■ Exercise
Report each line of the data below in which "Gabriel" appears.

■ Stored entries
§ §

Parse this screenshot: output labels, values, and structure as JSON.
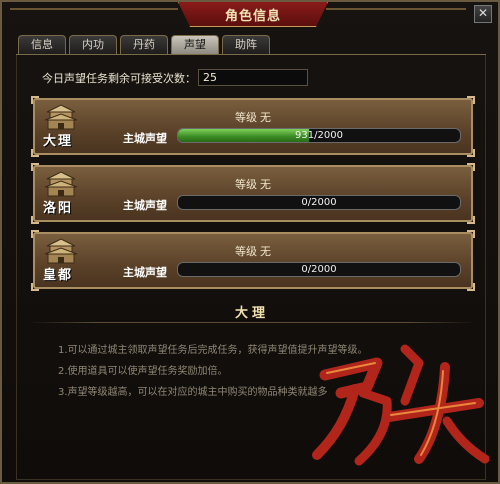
{
  "window": {
    "title": "角色信息",
    "close_label": "✕"
  },
  "tabs": [
    {
      "label": "信息",
      "active": false
    },
    {
      "label": "内功",
      "active": false
    },
    {
      "label": "丹药",
      "active": false
    },
    {
      "label": "声望",
      "active": true
    },
    {
      "label": "助阵",
      "active": false
    }
  ],
  "remaining": {
    "label": "今日声望任务剩余可接受次数：",
    "value": "25"
  },
  "cities": [
    {
      "name": "大理",
      "level_label": "等级",
      "level_value": "无",
      "rep_label": "主城声望",
      "progress_text": "931/2000",
      "current": 931,
      "max": 2000
    },
    {
      "name": "洛阳",
      "level_label": "等级",
      "level_value": "无",
      "rep_label": "主城声望",
      "progress_text": "0/2000",
      "current": 0,
      "max": 2000
    },
    {
      "name": "皇都",
      "level_label": "等级",
      "level_value": "无",
      "rep_label": "主城声望",
      "progress_text": "0/2000",
      "current": 0,
      "max": 2000
    }
  ],
  "selected_city": "大理",
  "tips": [
    "1.可以通过城主领取声望任务后完成任务，获得声望值提升声望等级。",
    "2.使用道具可以使声望任务奖励加倍。",
    "3.声望等级越高，可以在对应的城主中购买的物品种类就越多"
  ],
  "colors": {
    "progress_fill": "#4a9a2e",
    "title_banner": "#7a1816",
    "panel": "#5a4128"
  }
}
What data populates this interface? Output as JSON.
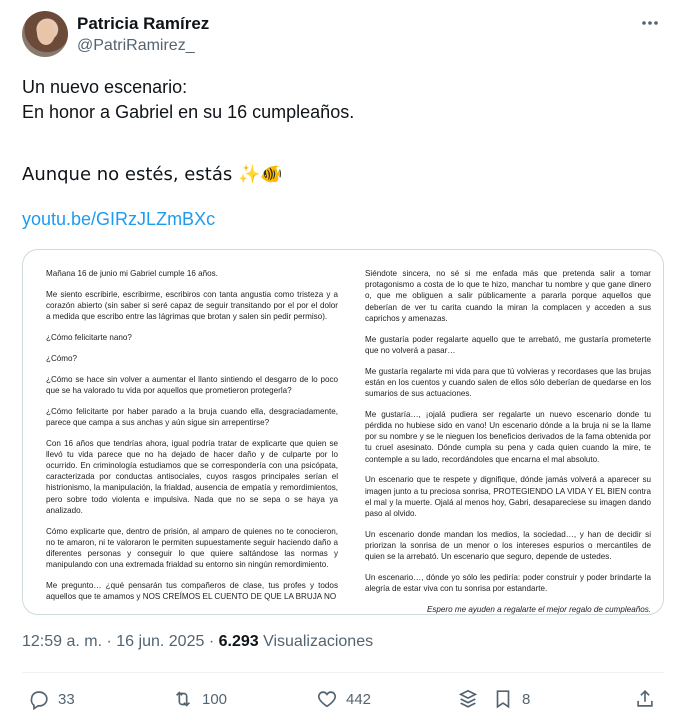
{
  "author": {
    "name": "Patricia Ramírez",
    "handle": "@PatriRamirez_"
  },
  "tweet": {
    "lines": [
      "Un nuevo escenario:",
      "En honor a  Gabriel en su 16 cumpleaños.",
      "",
      "Aunque no estés, estás ✨🐠"
    ],
    "link": "youtu.be/GIRzJLZmBXc"
  },
  "document": {
    "left": [
      "Mañana 16 de junio mi Gabriel cumple 16 años.",
      "Me siento escribirle, escribirme, escribiros con tanta angustia como tristeza y a corazón abierto (sin saber si seré capaz de seguir transitando por el por el dolor a medida que escribo entre las lágrimas que brotan y salen sin pedir permiso).",
      "¿Cómo felicitarte nano?",
      "¿Cómo?",
      "¿Cómo se hace sin volver a aumentar el llanto sintiendo el desgarro de lo poco que se ha valorado tu vida por aquellos que prometieron protegerla?",
      "¿Cómo felicitarte por haber parado a la bruja cuando ella, desgraciadamente, parece que campa a sus anchas y aún sigue sin arrepentirse?",
      "Con 16 años que tendrías ahora, igual podría tratar de explicarte que quien se llevó tu vida parece que no ha dejado de hacer daño y de culparte por lo ocurrido. En criminología estudiamos que se correspondería con una psicópata, caracterizada por conductas antisociales, cuyos rasgos principales serían el histrionismo, la manipulación, la frialdad, ausencia de empatía y remordimientos, pero sobre todo violenta e impulsiva. Nada que no se sepa o se haya ya analizado.",
      "Cómo explicarte que, dentro de prisión, al amparo de quienes no te conocieron, no te amaron, ni te valoraron le permiten supuestamente seguir haciendo daño a diferentes personas y conseguir lo que quiere saltándose las normas y manipulando con una extremada frialdad su entorno sin ningún remordimiento.",
      "Me pregunto… ¿qué pensarán tus compañeros de clase, tus profes y todos aquellos que te amamos y NOS CREÍMOS EL CUENTO DE QUE LA BRUJA NO"
    ],
    "right": [
      "Siéndote sincera, no sé si me enfada más que pretenda salir a tomar protagonismo a costa de lo que te hizo, manchar tu nombre y que gane dinero o, que me obliguen a salir públicamente a pararla porque aquellos que deberían de ver tu carita cuando la miran la complacen y acceden a sus caprichos y amenazas.",
      "Me gustaría poder regalarte aquello que te arrebató, me gustaría prometerte que no volverá a pasar…",
      "Me gustaría regalarte mi vida para que tú volvieras y recordases que las brujas están en los cuentos y cuando salen de ellos sólo deberían de quedarse en los sumarios de sus actuaciones.",
      "Me gustaría…, ¡ojalá pudiera ser regalarte un nuevo escenario donde tu pérdida no hubiese sido en vano! Un escenario dónde a la bruja ni se la llame por su nombre y se le nieguen los beneficios derivados de la fama obtenida por tu cruel asesinato. Dónde cumpla su pena y cada quien cuando la mire, te contemple a su lado, recordándoles que encarna el mal absoluto.",
      "Un escenario que te respete y dignifique, dónde jamás volverá a aparecer su imagen junto a tu preciosa sonrisa, PROTEGIENDO LA VIDA Y EL BIEN contra el mal y la muerte. Ojalá al menos hoy, Gabri, desapareciese su imagen dando paso al olvido.",
      "Un escenario donde mandan los medios, la sociedad…, y han de decidir si priorizan la sonrisa de un menor o los intereses espurios o mercantiles de quien se la arrebató. Un escenario que seguro, depende de ustedes.",
      "Un escenario…, dónde yo sólo les pediría: poder construir y poder brindarte la alegría de estar viva con tu sonrisa por estandarte.",
      "Espero me ayuden a regalarte el mejor regalo de cumpleaños."
    ]
  },
  "meta": {
    "time": "12:59 a. m.",
    "separator": "·",
    "date": "16 jun. 2025",
    "views_count": "6.293",
    "views_label": "Visualizaciones"
  },
  "actions": {
    "replies": "33",
    "reposts": "100",
    "likes": "442",
    "bookmarks": "8"
  },
  "icons": [
    "reply-icon",
    "repost-icon",
    "like-icon",
    "grok-icon",
    "bookmark-icon",
    "share-icon",
    "more-icon"
  ],
  "colors": {
    "link": "#1d9bf0",
    "muted": "#536471",
    "text": "#0f1419",
    "border": "#cfd9de"
  }
}
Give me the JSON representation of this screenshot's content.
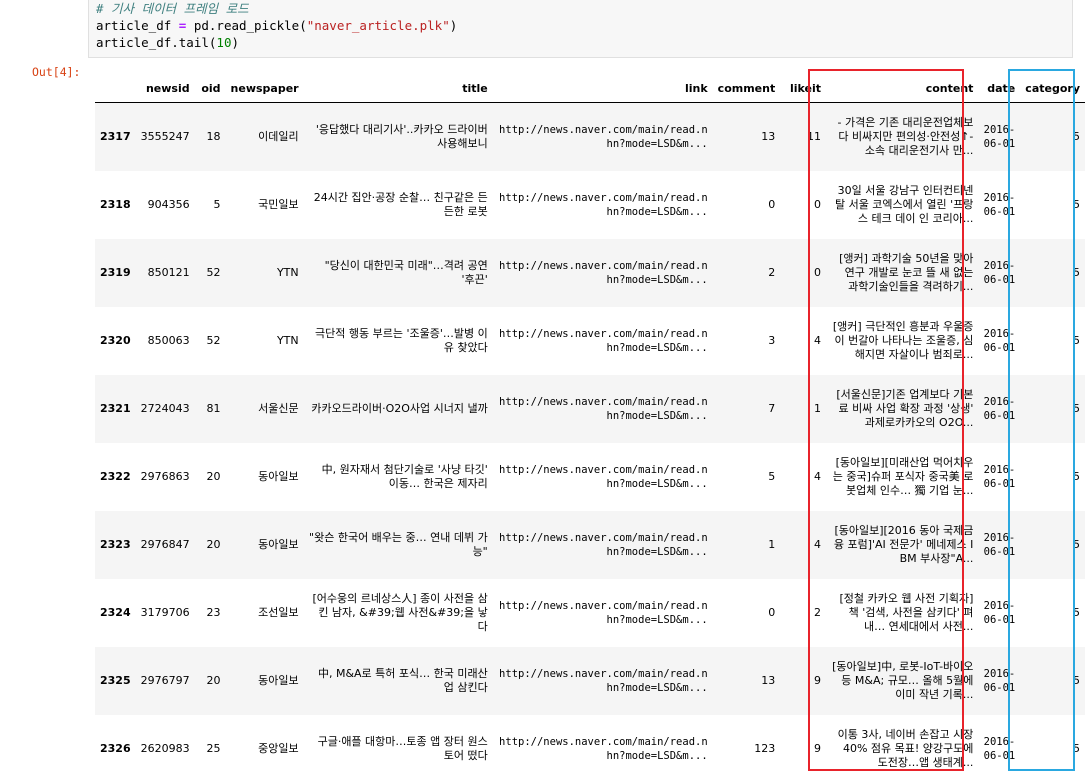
{
  "code": {
    "comment": "# 기사 데이터 프레임 로드",
    "line2_var": "article_df",
    "line2_op": " = ",
    "line2_func": "pd.read_pickle(",
    "line2_str": "\"naver_article.plk\"",
    "line2_close": ")",
    "line3_call": "article_df.tail(",
    "line3_num": "10",
    "line3_close": ")"
  },
  "output_prompt": "Out[4]:",
  "table": {
    "columns": [
      "",
      "newsid",
      "oid",
      "newspaper",
      "title",
      "link",
      "comment",
      "likeit",
      "content",
      "date",
      "category"
    ],
    "rows": [
      {
        "idx": "2317",
        "newsid": "3555247",
        "oid": "18",
        "newspaper": "이데일리",
        "title": "'응답했다 대리기사'..카카오 드라이버 사용해보니",
        "link": "http://news.naver.com/main/read.nhn?mode=LSD&m...",
        "comment": "13",
        "likeit": "11",
        "content": "- 가격은 기존 대리운전업체보다 비싸지만 편의성·안전성↑- 소속 대리운전기사 만...",
        "date": "2016-06-01",
        "category": "5"
      },
      {
        "idx": "2318",
        "newsid": "904356",
        "oid": "5",
        "newspaper": "국민일보",
        "title": "24시간 집안·공장 순찰… 친구같은 든든한 로봇",
        "link": "http://news.naver.com/main/read.nhn?mode=LSD&m...",
        "comment": "0",
        "likeit": "0",
        "content": "30일 서울 강남구 인터컨티넨탈 서울 코엑스에서 열린 '프랑스 테크 데이 인 코리아...",
        "date": "2016-06-01",
        "category": "5"
      },
      {
        "idx": "2319",
        "newsid": "850121",
        "oid": "52",
        "newspaper": "YTN",
        "title": "\"당신이 대한민국 미래\"…격려 공연 '후끈'",
        "link": "http://news.naver.com/main/read.nhn?mode=LSD&m...",
        "comment": "2",
        "likeit": "0",
        "content": "[앵커] 과학기술 50년을 맞아 연구 개발로 눈코 뜰 새 없는 과학기술인들을 격려하기...",
        "date": "2016-06-01",
        "category": "5"
      },
      {
        "idx": "2320",
        "newsid": "850063",
        "oid": "52",
        "newspaper": "YTN",
        "title": "극단적 행동 부르는 '조울증'…발병 이유 찾았다",
        "link": "http://news.naver.com/main/read.nhn?mode=LSD&m...",
        "comment": "3",
        "likeit": "4",
        "content": "[앵커] 극단적인 흥분과 우울증이 번갈아 나타나는 조울증, 심해지면 자살이나 범죄로...",
        "date": "2016-06-01",
        "category": "5"
      },
      {
        "idx": "2321",
        "newsid": "2724043",
        "oid": "81",
        "newspaper": "서울신문",
        "title": "카카오드라이버·O2O사업 시너지 낼까",
        "link": "http://news.naver.com/main/read.nhn?mode=LSD&m...",
        "comment": "7",
        "likeit": "1",
        "content": "[서울신문]기존 업계보다 기본료 비싸 사업 확장 과정 '상생' 과제로카카오의 O2O...",
        "date": "2016-06-01",
        "category": "5"
      },
      {
        "idx": "2322",
        "newsid": "2976863",
        "oid": "20",
        "newspaper": "동아일보",
        "title": "中, 원자재서 첨단기술로 '사냥 타깃' 이동… 한국은 제자리",
        "link": "http://news.naver.com/main/read.nhn?mode=LSD&m...",
        "comment": "5",
        "likeit": "4",
        "content": "[동아일보][미래산업 먹어치우는 중국]슈퍼 포식자 중국美 로봇업체 인수… 獨 기업 눈...",
        "date": "2016-06-01",
        "category": "5"
      },
      {
        "idx": "2323",
        "newsid": "2976847",
        "oid": "20",
        "newspaper": "동아일보",
        "title": "\"왓슨 한국어 배우는 중… 연내 데뷔 가능\"",
        "link": "http://news.naver.com/main/read.nhn?mode=LSD&m...",
        "comment": "1",
        "likeit": "4",
        "content": "[동아일보][2016 동아 국제금융 포럼]'AI 전문가' 메네제스 IBM 부사장\"A...",
        "date": "2016-06-01",
        "category": "5"
      },
      {
        "idx": "2324",
        "newsid": "3179706",
        "oid": "23",
        "newspaper": "조선일보",
        "title": "[어수웅의 르네상스人] 종이 사전을 삼킨 남자, &#39;웹 사전&#39;을 낳다",
        "link": "http://news.naver.com/main/read.nhn?mode=LSD&m...",
        "comment": "0",
        "likeit": "2",
        "content": "[정철 카카오 웹 사전 기획자] 책 '검색, 사전을 삼키다' 펴내… 연세대에서 사전...",
        "date": "2016-06-01",
        "category": "5"
      },
      {
        "idx": "2325",
        "newsid": "2976797",
        "oid": "20",
        "newspaper": "동아일보",
        "title": "中, M&A로 특허 포식… 한국 미래산업 삼킨다",
        "link": "http://news.naver.com/main/read.nhn?mode=LSD&m...",
        "comment": "13",
        "likeit": "9",
        "content": "[동아일보]中, 로봇-IoT-바이오 등 M&A; 규모… 올해 5월에 이미 작년 기록...",
        "date": "2016-06-01",
        "category": "5"
      },
      {
        "idx": "2326",
        "newsid": "2620983",
        "oid": "25",
        "newspaper": "중앙일보",
        "title": "구글·애플 대항마…토종 앱 장터 원스토어 떴다",
        "link": "http://news.naver.com/main/read.nhn?mode=LSD&m...",
        "comment": "123",
        "likeit": "9",
        "content": "이통 3사, 네이버 손잡고 시장 40% 점유 목표! 양강구도에 도전장…앱 생태계...",
        "date": "2016-06-01",
        "category": "5"
      }
    ]
  },
  "highlights": {
    "content_color": "#e8232b",
    "category_color": "#2aa8e0"
  }
}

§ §

■ Exercise solution
      "En honor a  Gabriel en su 16 cumpleaños.",
      "Mañana 16 de junio mi Gabriel cumple 16 años.",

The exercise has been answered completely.